Targeting Terror focuses on the U.S. government's diplomacy in the war on terror, a topic otherwise little covered. From a solid base of research, Levitt analyzes the policy of Washington (and, to a lesser extent, of European capitals) in dealing with Middle Eastern terrorist states and organizations. The result is a compelling and informative analysis that readers in government and media, especially, will find useful.
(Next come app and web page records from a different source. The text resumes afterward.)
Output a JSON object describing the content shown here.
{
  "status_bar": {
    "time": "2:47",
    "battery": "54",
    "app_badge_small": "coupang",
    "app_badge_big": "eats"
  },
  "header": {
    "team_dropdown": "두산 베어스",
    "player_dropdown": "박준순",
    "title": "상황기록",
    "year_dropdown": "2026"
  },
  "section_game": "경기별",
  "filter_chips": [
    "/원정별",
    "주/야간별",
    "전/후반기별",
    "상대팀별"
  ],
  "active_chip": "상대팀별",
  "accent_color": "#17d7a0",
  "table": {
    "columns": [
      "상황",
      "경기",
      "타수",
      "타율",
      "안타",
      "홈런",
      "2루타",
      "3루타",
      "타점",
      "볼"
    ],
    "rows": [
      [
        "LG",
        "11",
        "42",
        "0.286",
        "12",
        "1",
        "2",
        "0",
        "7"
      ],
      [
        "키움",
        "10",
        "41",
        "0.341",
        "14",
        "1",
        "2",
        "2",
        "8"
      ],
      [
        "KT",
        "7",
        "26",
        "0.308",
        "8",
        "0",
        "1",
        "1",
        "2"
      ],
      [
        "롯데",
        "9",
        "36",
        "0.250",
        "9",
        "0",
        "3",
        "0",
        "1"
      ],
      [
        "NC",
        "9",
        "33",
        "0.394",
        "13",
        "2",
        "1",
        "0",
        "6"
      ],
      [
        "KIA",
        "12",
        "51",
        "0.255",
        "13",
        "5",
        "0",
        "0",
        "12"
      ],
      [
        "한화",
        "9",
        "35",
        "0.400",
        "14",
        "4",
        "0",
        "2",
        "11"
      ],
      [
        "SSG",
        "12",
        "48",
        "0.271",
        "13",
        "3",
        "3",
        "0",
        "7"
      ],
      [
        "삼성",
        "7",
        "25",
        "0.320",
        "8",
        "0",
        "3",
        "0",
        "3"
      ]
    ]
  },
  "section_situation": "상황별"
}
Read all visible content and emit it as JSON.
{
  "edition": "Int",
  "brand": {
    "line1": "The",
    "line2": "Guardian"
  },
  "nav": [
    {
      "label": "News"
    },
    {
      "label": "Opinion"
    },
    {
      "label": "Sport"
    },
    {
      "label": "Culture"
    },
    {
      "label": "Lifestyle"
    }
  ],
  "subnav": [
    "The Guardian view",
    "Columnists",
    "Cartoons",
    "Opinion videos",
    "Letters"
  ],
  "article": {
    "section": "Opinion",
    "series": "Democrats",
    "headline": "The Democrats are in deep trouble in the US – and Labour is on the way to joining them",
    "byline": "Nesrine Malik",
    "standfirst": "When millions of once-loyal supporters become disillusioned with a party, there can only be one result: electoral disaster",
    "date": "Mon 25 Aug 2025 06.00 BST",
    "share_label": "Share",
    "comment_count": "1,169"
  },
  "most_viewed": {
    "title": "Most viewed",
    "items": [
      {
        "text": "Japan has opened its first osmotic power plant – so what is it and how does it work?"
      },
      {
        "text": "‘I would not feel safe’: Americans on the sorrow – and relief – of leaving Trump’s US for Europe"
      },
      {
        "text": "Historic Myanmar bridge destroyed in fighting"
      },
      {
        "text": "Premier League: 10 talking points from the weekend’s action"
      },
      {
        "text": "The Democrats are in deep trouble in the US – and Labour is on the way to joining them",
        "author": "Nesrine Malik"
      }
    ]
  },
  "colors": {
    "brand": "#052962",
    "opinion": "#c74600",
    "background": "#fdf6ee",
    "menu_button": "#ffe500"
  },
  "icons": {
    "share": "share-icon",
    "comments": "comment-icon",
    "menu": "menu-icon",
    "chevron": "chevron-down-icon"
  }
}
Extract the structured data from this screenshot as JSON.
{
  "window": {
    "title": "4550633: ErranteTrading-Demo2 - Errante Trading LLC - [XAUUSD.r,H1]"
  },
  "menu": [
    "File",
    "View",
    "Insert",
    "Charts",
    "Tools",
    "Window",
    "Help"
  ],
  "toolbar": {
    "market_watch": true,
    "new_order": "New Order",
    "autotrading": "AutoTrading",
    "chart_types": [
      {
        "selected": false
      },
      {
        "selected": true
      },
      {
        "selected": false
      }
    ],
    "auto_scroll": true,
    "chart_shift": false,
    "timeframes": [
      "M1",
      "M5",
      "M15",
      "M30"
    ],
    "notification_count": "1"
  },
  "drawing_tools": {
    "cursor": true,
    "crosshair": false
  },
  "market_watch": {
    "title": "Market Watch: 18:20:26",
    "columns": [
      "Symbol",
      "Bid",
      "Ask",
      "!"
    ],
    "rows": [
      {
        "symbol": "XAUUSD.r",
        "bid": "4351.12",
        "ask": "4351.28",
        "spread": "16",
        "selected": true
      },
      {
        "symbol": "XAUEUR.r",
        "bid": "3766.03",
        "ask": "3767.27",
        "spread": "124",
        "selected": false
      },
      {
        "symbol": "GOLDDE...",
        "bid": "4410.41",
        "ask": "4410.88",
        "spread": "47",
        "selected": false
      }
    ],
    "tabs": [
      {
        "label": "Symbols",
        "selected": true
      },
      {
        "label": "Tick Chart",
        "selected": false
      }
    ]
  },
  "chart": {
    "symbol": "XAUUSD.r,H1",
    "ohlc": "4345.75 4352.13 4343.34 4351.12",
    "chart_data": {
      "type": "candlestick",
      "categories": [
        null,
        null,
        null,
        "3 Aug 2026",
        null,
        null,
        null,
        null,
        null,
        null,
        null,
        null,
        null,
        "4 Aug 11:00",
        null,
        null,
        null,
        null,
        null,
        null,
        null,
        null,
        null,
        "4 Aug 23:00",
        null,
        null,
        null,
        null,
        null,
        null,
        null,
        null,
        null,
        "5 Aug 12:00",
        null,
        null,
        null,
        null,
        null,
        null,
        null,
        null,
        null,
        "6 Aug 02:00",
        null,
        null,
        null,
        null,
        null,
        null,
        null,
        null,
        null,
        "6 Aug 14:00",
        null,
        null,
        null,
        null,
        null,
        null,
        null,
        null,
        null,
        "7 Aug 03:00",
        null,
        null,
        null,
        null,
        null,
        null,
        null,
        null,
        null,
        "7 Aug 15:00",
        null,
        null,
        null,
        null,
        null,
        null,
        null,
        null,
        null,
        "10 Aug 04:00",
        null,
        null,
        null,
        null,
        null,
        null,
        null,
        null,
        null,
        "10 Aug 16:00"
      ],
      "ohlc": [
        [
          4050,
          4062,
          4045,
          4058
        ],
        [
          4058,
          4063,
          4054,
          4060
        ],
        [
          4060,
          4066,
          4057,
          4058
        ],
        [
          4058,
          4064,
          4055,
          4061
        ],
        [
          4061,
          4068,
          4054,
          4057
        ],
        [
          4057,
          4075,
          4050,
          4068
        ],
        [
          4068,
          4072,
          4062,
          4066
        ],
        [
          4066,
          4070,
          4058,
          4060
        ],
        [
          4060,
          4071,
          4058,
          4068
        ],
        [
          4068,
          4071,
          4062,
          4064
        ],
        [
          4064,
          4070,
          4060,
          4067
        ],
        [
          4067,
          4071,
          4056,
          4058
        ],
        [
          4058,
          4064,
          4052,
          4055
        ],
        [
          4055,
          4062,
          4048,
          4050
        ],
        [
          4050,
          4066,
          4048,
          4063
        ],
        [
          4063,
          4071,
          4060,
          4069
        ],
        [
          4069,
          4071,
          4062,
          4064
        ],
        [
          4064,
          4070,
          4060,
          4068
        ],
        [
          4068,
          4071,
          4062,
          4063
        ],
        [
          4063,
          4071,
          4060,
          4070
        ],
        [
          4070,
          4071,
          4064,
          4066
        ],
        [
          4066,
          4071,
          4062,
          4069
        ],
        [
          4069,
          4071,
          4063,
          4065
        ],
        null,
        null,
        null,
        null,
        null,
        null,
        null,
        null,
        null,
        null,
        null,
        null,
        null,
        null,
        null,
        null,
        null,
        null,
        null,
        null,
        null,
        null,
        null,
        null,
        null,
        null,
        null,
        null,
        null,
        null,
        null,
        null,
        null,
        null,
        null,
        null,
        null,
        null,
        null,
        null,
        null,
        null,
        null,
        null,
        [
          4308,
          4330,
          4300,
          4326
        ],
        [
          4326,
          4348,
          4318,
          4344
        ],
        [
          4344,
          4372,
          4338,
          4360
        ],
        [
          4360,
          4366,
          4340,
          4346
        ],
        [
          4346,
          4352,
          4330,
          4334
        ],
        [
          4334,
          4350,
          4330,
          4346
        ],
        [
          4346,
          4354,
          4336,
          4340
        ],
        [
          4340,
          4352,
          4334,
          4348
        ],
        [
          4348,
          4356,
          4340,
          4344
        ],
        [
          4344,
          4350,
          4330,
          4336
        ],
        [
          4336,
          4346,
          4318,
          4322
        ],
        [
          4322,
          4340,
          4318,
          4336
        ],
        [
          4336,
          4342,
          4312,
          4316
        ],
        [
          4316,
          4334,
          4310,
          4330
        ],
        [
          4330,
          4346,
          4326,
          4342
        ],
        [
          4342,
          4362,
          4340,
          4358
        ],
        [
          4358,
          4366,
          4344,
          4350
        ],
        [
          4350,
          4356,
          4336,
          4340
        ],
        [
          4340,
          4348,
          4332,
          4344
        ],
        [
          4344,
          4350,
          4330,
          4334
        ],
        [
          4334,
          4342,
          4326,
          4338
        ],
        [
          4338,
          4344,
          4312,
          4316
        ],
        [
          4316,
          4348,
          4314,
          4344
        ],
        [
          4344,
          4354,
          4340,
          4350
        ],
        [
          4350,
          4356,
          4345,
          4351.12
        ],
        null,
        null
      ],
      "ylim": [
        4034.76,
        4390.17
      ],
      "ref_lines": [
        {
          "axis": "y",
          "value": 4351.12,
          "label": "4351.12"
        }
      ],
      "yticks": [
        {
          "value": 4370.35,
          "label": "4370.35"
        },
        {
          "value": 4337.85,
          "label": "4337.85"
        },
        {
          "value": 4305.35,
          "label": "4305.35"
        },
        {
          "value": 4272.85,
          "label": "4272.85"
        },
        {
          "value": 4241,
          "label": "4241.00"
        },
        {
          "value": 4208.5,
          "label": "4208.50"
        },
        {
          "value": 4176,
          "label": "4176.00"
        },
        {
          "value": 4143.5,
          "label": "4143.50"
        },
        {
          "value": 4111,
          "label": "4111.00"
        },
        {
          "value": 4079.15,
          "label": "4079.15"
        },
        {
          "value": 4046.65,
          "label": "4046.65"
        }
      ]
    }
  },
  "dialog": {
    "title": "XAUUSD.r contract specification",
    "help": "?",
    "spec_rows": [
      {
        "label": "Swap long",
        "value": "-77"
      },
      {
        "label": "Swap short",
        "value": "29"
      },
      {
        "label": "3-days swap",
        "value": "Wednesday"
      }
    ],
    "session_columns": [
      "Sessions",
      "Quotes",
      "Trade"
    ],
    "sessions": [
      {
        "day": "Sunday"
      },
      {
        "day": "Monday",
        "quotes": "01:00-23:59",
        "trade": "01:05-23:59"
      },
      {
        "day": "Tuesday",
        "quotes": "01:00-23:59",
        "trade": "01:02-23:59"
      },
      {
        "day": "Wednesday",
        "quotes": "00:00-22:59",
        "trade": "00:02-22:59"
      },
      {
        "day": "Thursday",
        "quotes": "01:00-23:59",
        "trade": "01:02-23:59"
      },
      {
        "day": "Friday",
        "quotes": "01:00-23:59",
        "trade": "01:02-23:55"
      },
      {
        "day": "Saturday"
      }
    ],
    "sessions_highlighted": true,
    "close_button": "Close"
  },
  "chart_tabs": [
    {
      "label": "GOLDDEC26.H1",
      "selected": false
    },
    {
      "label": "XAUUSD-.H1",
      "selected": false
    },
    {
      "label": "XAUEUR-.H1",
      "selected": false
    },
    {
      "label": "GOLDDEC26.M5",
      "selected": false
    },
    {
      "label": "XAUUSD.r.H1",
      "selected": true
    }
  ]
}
Levitt argues that the Bush administration has changed some aspects of its approach to terrorism but others—particularly those run by the State Department—remain unchanged. He finds that State continues to deal with several entities and states—such as the Palestinian Authority, Syria, Saudi Arabia—on the premise that their links to terrorist groups do not exist. Even as Treasury freezes terrorist assets and Justice prosecutes terrorists, State repeatedly meets with groups and individuals tightly linked to terrorism. One disturbing example: the State Department ignored clear-cut proof of the direct complicity of Palestinian leaders in terrorism, found in abundance in documents seized by the Israeli authorities, and declared instead that there "is no conclusive evidence that the senior leadership of the PA [Palestinian Authority] or PLO were involved in planning or approving specific acts of violence." Another example is the State Department's dealing with Riyadh as though the extensive evidence tying it to terror did not exist.
Levitt also argues that wide collaboration among terrorist organizations requires the U.S. government to restructure the way it handles terrorism; one cannot fight al-Qa‘ida while maintaining cordial relations with Yasir Arafat. As the overlap of terrorist groups grows through their collaboration, the war on terror must target all those groups and all their supporters.